Pelosi began requiring masks on the House floor and surrounding office buildings in late July after Rep. Louie GohmertLouis (Louie) Buller GohmertSecurity forces under pressure to prevent repeat of Jan. 6 Washington ramps up security ahead of Sept. 18 rally Police brace for Capitol rally defending Jan. 6 mob MORE (R-Texas) tested positive. In the days prior to receiving his results, Gohmert had at times not worn a facial covering.

Many lawmakers have been removing masks as they speak before the cameras on the House floor. In his memo, Monahan advised lawmakers to wear facial coverings "at any time you are in the company of another person, inside or outside."

"Should you elect to briefly remove your face cover for recognition by a Chair or Presiding Officer, please replace your face cover to continue your remarks at the microphone," Monahan added.

Monahan also suggested that people consider using surgical masks instead of cloth facial coverings for "more effective personal protection mask filtration."

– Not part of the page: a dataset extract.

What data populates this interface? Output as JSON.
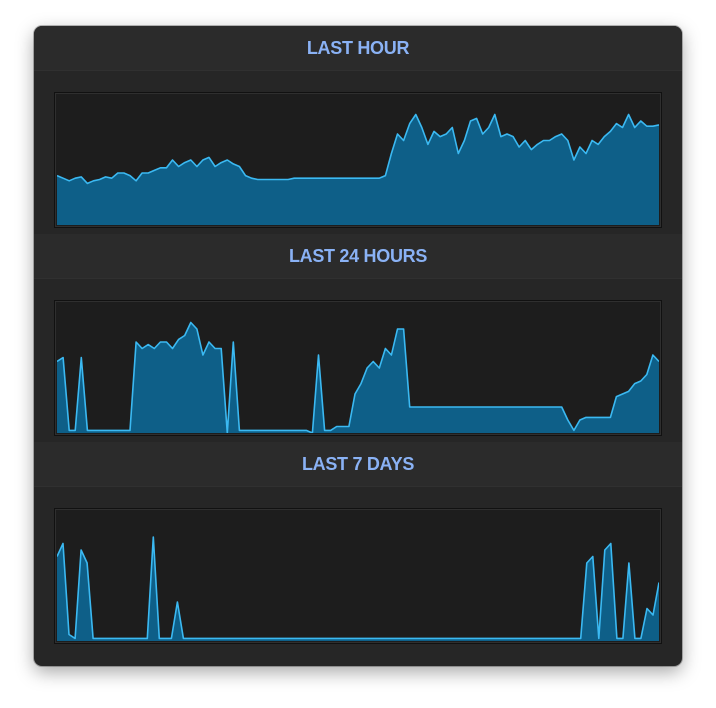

The Capitol physician's office began offering COVID-19 tests to lawmakers and staff in November in light of an order from D.C. Mayor Muriel BowserMuriel BowserBiden to GOP governors planning vaccine mandate lawsuits: 'Have at it' Overnight Energy & Environment — Democrats detail clean electricity program Biden nominates DC regulator to federal energy commission MORE (D) requiring people who travel to the nation's capital to get tested before and after arrival. Test results through the program are provided within a day, if not within hours.